Evan Conaway

Evan Conaway is a fourth year PhD student in the Department of Anthropology. After getting his BA in Anthropology from the University of Georgia, Evan came to the University of California, Irvine to study gaming cultures. His dissertation work explores how the servers that run online games serve as sites of memory and culture, as new kinds of places of the digital age. This work addresses how online gamers are using servers to preserve, memorialize, and restore virtual worlds and online games, and how servers matter to gamers both as social places and in geopolitical places. He is specifically interested in understanding how virtual space is maintained and reproduced, often through illicit or unauthorized means, in relation to the material technologies that create it, and he seeks to identify the politics embedded in present-day efforts to engage with the pasts of virtual worlds.


Read more: https://sites.google.com/a/uci.edu/econaway/
Email: econaway@uci.edu

Gaming Memoryscapes: Private Servers, Piracy, and Nostalgia
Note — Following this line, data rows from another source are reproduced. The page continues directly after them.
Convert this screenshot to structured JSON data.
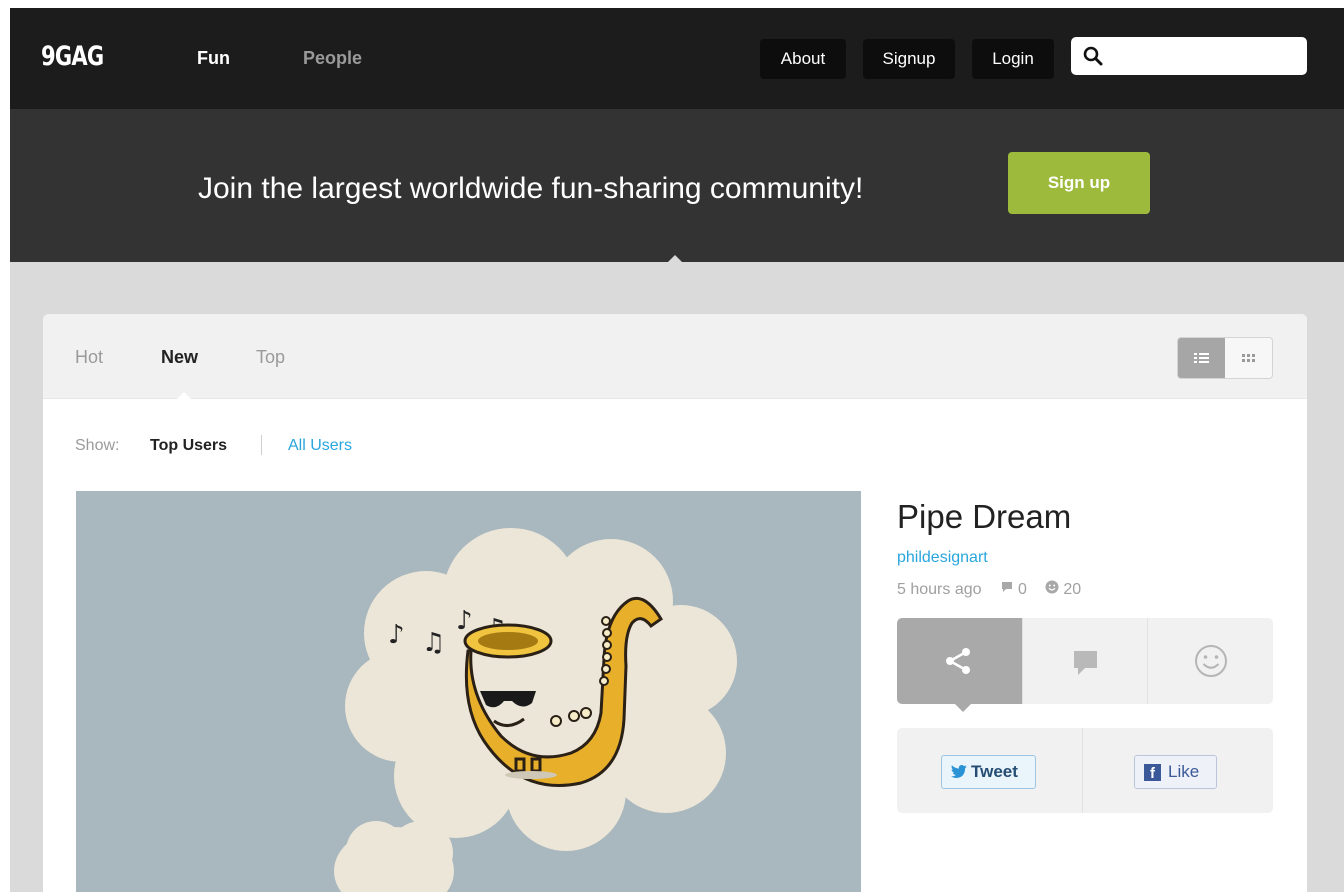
{
  "nav": {
    "logo": "9GAG",
    "links": [
      "Fun",
      "People"
    ],
    "buttons": {
      "about": "About",
      "signup": "Signup",
      "login": "Login"
    },
    "search": {
      "value": "",
      "placeholder": ""
    }
  },
  "banner": {
    "text": "Join the largest worldwide fun-sharing community!",
    "signup": "Sign up"
  },
  "tabs": {
    "hot": "Hot",
    "new": "New",
    "top": "Top",
    "active": "New",
    "view_modes": [
      "list-view-icon",
      "grid-view-icon"
    ],
    "active_view": "list"
  },
  "filter": {
    "label": "Show:",
    "top_users": "Top Users",
    "all_users": "All Users"
  },
  "post": {
    "title": "Pipe Dream",
    "author": "phildesignart",
    "time": "5 hours ago",
    "comments": "0",
    "reactions": "20",
    "image": "saxophone-dream-illustration",
    "actions": [
      "share-icon",
      "comment-icon",
      "smiley-icon"
    ],
    "social": {
      "tweet": "Tweet",
      "like": "Like"
    }
  },
  "colors": {
    "nav_bg": "#1c1c1c",
    "banner_bg": "#333333",
    "signup_green": "#9dba3c",
    "link_blue": "#29a6de",
    "page_bg": "#dadada"
  }
}
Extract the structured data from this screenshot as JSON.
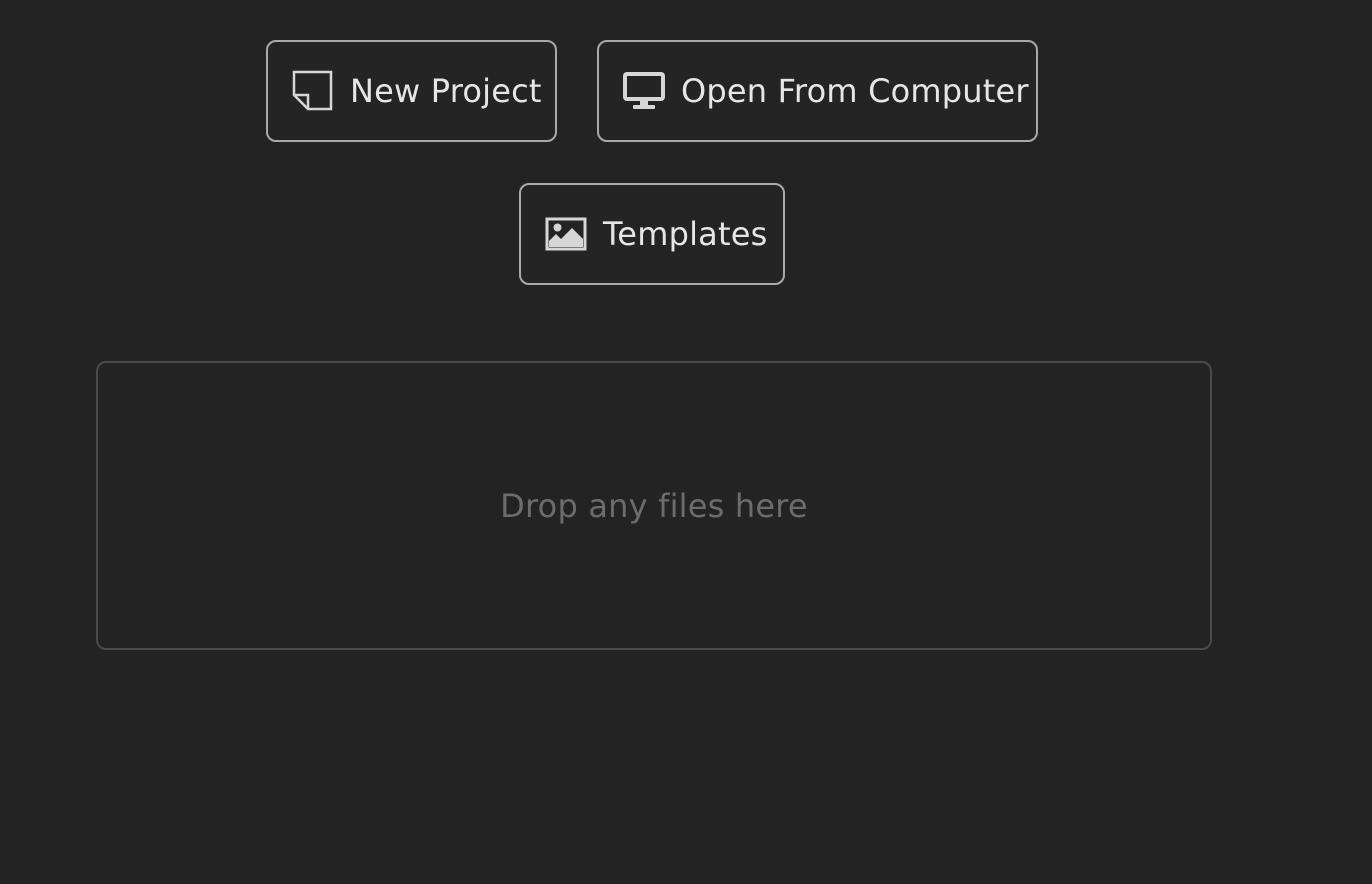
{
  "actions": {
    "new_project": {
      "label": "New Project",
      "icon": "new-document-icon"
    },
    "open_from_computer": {
      "label": "Open From Computer",
      "icon": "monitor-icon"
    },
    "templates": {
      "label": "Templates",
      "icon": "image-icon"
    }
  },
  "dropzone": {
    "text": "Drop any files here"
  },
  "colors": {
    "background": "#232323",
    "button_border": "#a9a9a9",
    "button_text": "#e6e6e6",
    "dropzone_border": "#4a4a4a",
    "dropzone_text": "#6c6c6c"
  }
}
In light of recent changes to the massively multiplayer online role-playing game World of Warcraft (WoW), many players are choosing to connect to “private servers” that run older versions of the game. While these servers are typically located in non-US sites and exist outside of corporate data centers, the game code is still corporate property, constrained by intellectual property laws and End User License Agreements. WoW’s development company has begun to make use of rhetorical tactics to demonize private servers (e.g., referring to them as “pirate” servers), and have threatened users and maintainers with legal action. With nostalgia and obsolescence as driving forces and legal frameworks as looming threats, what values and ideologies emerge from everyday player discourse and practices on private servers? How might private servers reshape understandings of relations between intellectual property and geopolitical boundaries?